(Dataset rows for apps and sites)
[Start of Attachment]

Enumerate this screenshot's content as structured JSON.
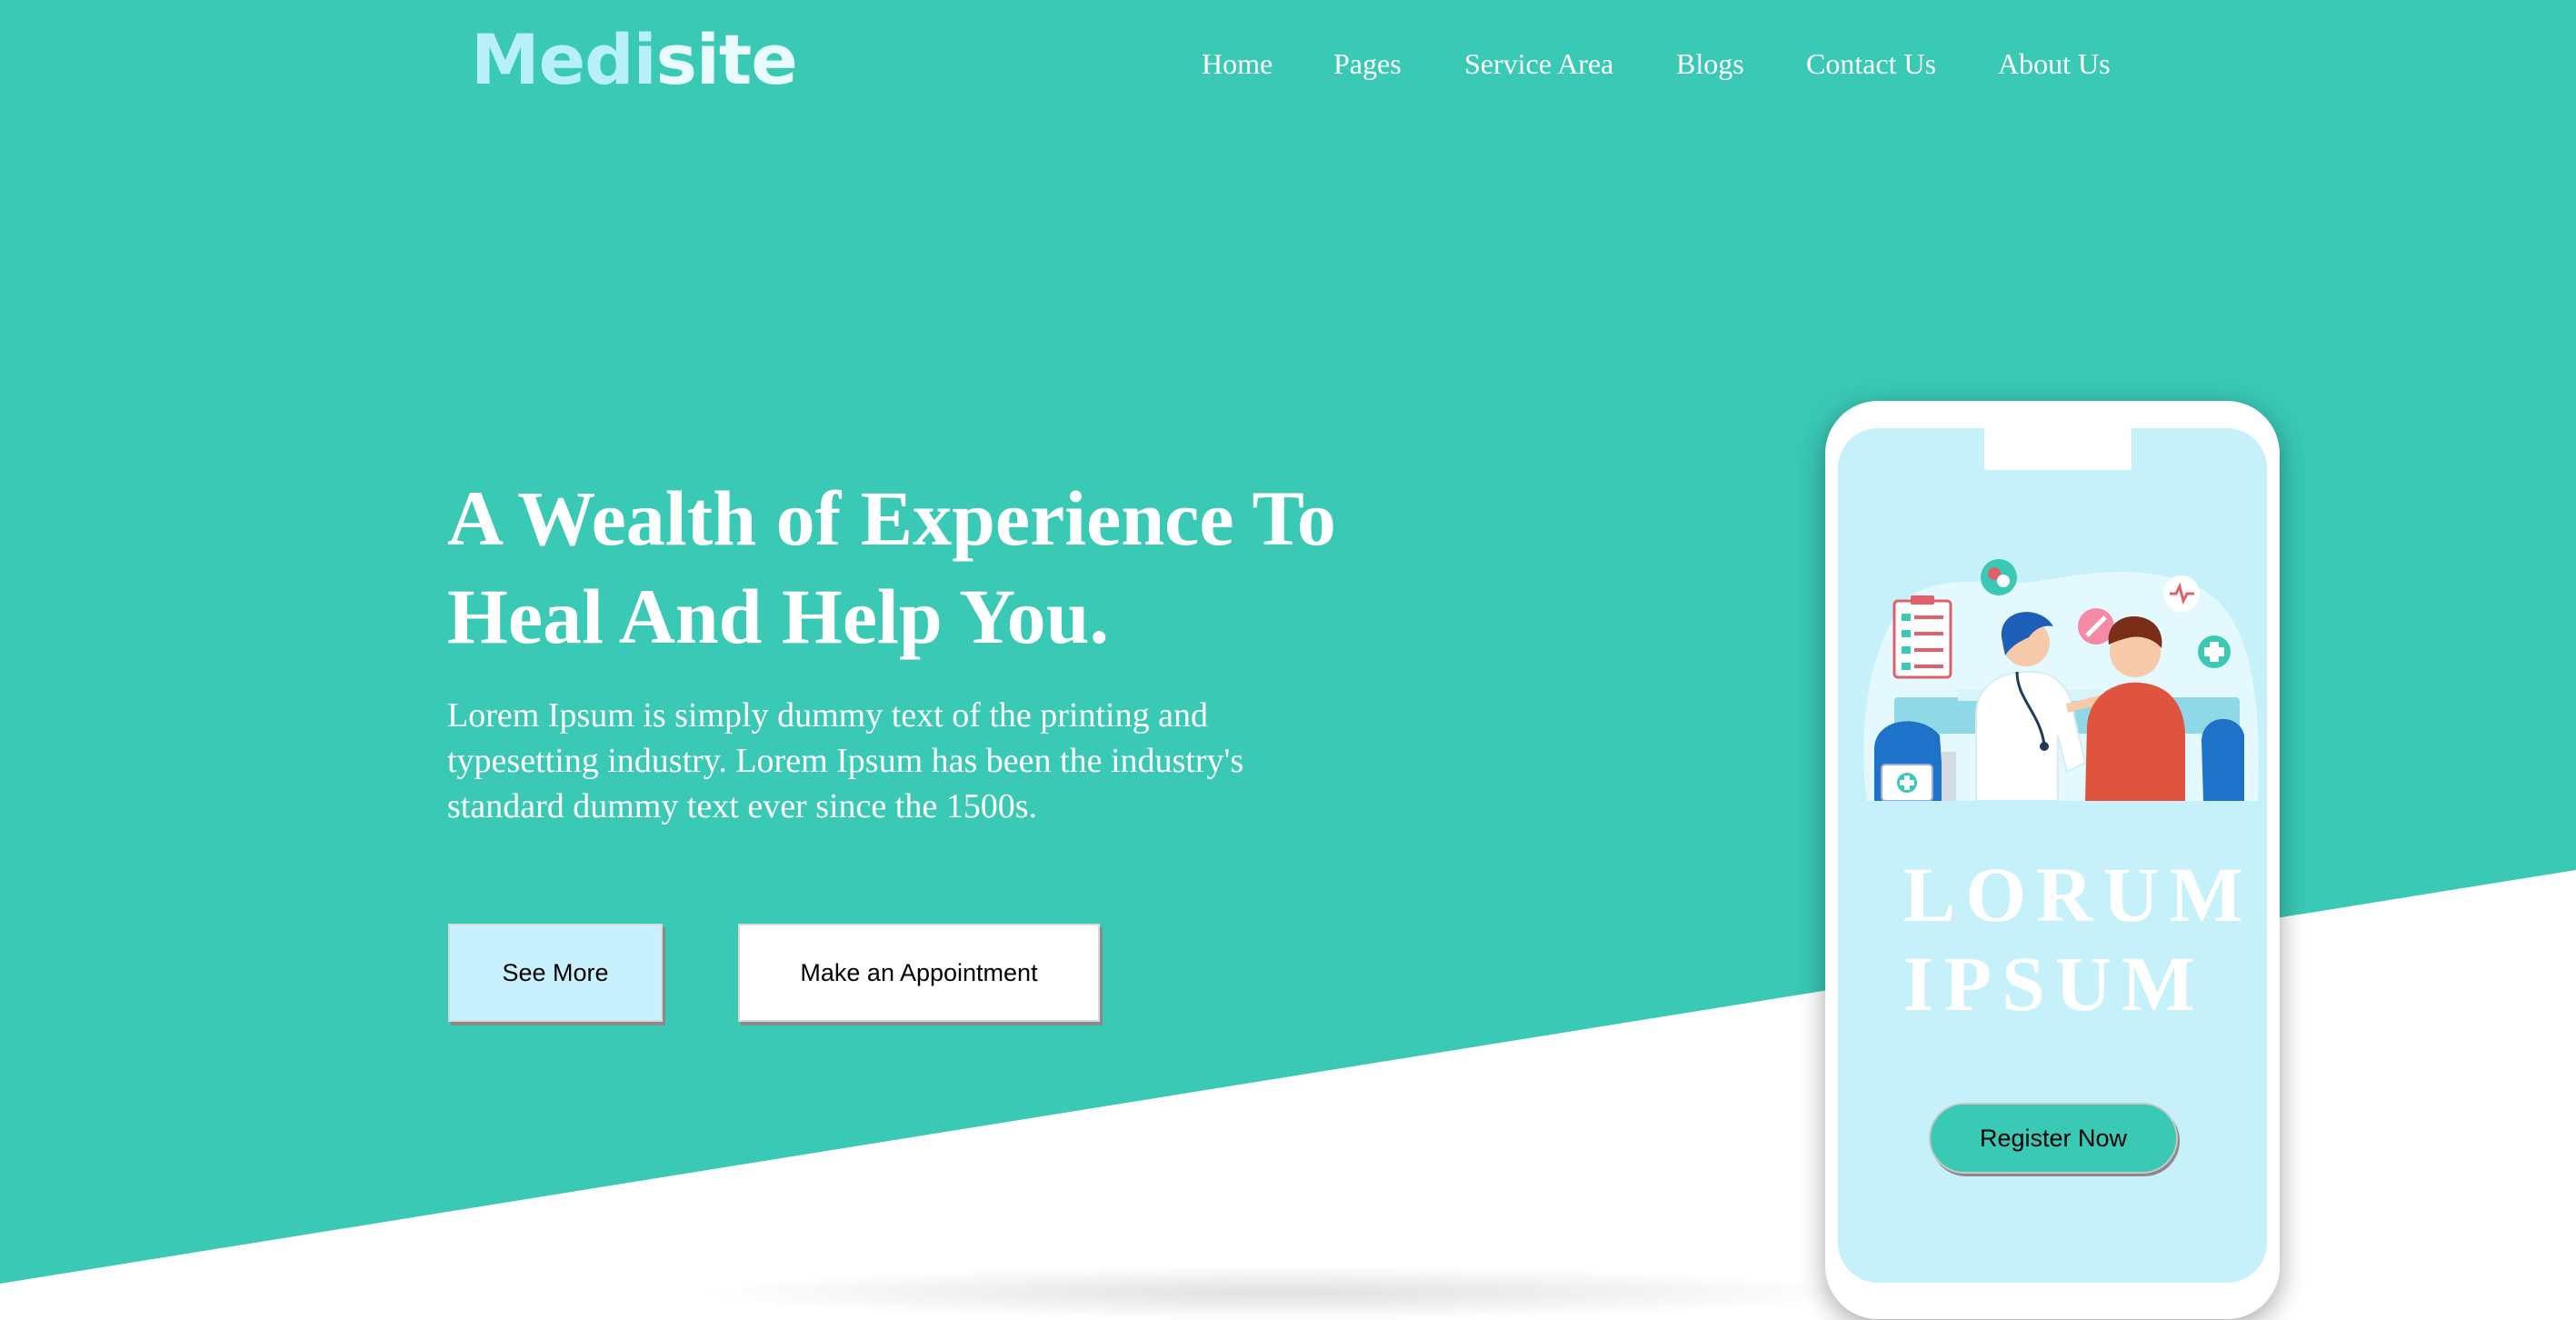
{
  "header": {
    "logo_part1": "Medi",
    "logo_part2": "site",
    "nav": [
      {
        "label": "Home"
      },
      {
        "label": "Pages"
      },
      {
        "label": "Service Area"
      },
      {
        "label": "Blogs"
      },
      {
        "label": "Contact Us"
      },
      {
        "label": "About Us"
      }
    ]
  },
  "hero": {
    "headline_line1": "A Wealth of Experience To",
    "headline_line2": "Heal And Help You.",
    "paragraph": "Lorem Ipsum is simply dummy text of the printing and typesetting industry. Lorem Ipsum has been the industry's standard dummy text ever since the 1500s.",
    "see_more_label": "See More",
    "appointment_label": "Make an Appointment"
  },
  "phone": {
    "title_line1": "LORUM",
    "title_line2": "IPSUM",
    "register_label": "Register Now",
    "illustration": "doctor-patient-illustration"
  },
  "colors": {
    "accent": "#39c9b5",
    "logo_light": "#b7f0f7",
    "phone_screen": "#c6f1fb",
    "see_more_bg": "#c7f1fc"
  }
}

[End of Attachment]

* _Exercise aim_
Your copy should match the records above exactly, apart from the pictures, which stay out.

* _Response_
Enumerate this screenshot's content as structured JSON.
{
  "header": {
    "logo_part1": "Medi",
    "logo_part2": "site",
    "nav": [
      {
        "label": "Home"
      },
      {
        "label": "Pages"
      },
      {
        "label": "Service Area"
      },
      {
        "label": "Blogs"
      },
      {
        "label": "Contact Us"
      },
      {
        "label": "About Us"
      }
    ]
  },
  "hero": {
    "headline_line1": "A Wealth of Experience To",
    "headline_line2": "Heal And Help You.",
    "paragraph": "Lorem Ipsum is simply dummy text of the printing and typesetting industry. Lorem Ipsum has been the industry's standard dummy text ever since the 1500s.",
    "see_more_label": "See More",
    "appointment_label": "Make an Appointment"
  },
  "phone": {
    "title_line1": "LORUM",
    "title_line2": "IPSUM",
    "register_label": "Register Now",
    "illustration": "doctor-patient-illustration"
  },
  "colors": {
    "accent": "#39c9b5",
    "logo_light": "#b7f0f7",
    "phone_screen": "#c6f1fb",
    "see_more_bg": "#c7f1fc"
  }
}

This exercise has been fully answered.